Winter spells depression for many. As the days get colder and darker, more number of people in the northern hemisphere are starting to face a sharp fall in their energy levels and are often found depressed. However, German Press Agency DPA quoted Ulrich Hegerl, a professor and director of the psychiatric clinic at Leipzig University as saying that “this needn’t be an illness.” Instead, one should distinguish it from Seasonal Affective Disorder (SAD).

Hegerl, Chairman of the German Alliance against Depression, an independent, non-profit organization noted that SAD is a type of depression that occurs at the same time every year. Unlike other forms of depression that might include symptoms such as insomnia and poor appetite, SAD patients might often face food cravings and go on a binge eating spree resulting in weight gain.

Noticing that daylight is the key to curing SAD, he suggested that a mere half-hour walk after getting up in the morning could help. He also said no matter how much illuminated a room is, it will not have the same benefit of breathing fresh air in an open and sunny area.

Sharing his experience he said that most people who are depressed in the winter had depression unrelated to the season. The first symptoms, he said, are gloomy thoughts and a feeling of hopelessness. Most of them fail to meet a psychiatrist or neurologist.

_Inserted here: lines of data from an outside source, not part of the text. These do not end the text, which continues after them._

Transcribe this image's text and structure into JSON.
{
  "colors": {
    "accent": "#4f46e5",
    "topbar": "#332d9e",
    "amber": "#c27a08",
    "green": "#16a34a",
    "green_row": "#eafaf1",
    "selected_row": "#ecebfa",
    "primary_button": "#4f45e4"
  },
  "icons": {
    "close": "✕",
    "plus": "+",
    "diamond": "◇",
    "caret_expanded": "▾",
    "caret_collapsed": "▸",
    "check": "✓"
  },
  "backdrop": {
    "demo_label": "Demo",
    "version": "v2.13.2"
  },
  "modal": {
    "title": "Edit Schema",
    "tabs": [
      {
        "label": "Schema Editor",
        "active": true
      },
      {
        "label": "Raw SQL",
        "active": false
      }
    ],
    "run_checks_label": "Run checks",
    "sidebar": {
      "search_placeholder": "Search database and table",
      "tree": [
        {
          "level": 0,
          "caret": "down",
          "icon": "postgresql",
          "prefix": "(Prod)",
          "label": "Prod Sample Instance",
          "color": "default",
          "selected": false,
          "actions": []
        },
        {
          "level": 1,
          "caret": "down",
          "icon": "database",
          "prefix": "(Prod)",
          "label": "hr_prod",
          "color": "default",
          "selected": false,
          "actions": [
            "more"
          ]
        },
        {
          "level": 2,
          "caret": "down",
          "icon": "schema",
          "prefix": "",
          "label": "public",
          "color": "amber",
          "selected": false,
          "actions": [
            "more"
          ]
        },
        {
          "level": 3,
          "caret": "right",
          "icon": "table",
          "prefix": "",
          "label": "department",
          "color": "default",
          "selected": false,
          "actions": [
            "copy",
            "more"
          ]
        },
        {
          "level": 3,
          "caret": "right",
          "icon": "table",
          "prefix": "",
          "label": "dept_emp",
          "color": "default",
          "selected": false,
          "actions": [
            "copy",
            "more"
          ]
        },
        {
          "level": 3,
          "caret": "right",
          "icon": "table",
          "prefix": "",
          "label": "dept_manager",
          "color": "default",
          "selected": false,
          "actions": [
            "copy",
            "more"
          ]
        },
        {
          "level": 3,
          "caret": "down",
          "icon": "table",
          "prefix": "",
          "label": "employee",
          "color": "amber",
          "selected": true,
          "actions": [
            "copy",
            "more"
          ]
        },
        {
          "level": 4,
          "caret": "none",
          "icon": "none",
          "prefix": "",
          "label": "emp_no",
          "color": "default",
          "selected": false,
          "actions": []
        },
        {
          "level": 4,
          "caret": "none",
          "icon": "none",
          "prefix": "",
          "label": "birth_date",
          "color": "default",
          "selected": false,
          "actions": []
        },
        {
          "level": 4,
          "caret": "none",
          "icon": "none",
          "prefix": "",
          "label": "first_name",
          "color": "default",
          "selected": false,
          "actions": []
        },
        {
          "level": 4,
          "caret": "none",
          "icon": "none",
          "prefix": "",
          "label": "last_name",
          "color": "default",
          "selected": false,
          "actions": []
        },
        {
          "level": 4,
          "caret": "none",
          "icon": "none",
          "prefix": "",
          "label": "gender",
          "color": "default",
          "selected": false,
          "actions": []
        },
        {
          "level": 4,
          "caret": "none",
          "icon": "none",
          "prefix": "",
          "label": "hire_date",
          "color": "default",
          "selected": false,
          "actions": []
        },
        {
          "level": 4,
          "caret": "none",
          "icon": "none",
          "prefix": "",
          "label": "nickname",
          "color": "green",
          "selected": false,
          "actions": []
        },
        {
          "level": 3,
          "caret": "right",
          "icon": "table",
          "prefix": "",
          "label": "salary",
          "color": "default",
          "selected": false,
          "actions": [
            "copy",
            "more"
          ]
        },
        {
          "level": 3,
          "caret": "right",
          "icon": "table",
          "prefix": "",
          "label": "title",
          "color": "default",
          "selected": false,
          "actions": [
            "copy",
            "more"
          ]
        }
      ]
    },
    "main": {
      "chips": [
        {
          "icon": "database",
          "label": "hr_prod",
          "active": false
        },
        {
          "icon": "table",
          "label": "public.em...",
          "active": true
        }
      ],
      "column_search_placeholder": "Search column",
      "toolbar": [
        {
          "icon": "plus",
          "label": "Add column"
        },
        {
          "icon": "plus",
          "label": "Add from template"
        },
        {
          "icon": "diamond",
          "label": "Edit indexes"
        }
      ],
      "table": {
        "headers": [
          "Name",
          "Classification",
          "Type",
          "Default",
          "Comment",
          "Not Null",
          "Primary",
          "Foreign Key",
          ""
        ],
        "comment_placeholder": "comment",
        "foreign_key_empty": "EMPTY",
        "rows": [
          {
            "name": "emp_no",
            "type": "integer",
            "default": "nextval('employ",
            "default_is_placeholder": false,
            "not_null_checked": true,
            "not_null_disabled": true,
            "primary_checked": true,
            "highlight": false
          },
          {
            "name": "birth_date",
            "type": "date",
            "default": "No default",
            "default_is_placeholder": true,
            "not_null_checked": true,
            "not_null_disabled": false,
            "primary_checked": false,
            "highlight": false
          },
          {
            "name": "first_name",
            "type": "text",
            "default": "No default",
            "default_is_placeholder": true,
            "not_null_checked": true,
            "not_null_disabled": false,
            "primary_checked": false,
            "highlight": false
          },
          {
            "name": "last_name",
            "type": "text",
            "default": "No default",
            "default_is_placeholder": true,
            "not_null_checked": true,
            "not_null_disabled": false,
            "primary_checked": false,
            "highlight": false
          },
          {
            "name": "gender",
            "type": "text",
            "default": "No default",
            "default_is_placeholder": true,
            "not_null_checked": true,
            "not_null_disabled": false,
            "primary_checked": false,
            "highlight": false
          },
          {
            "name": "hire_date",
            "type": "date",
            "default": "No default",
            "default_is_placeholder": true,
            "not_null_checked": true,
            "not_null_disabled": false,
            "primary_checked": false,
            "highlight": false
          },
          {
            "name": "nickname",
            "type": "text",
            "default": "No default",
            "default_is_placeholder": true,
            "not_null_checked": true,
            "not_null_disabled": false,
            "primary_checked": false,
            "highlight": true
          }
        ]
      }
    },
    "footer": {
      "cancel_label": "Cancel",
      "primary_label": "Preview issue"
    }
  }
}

Further, he also said “depressives lack drive in life and blame themselves, and therefore have great difficulty seeking help.” Relatives in such cases should make a doctor's appointment for the sufferer and encourage him or her to get assistance.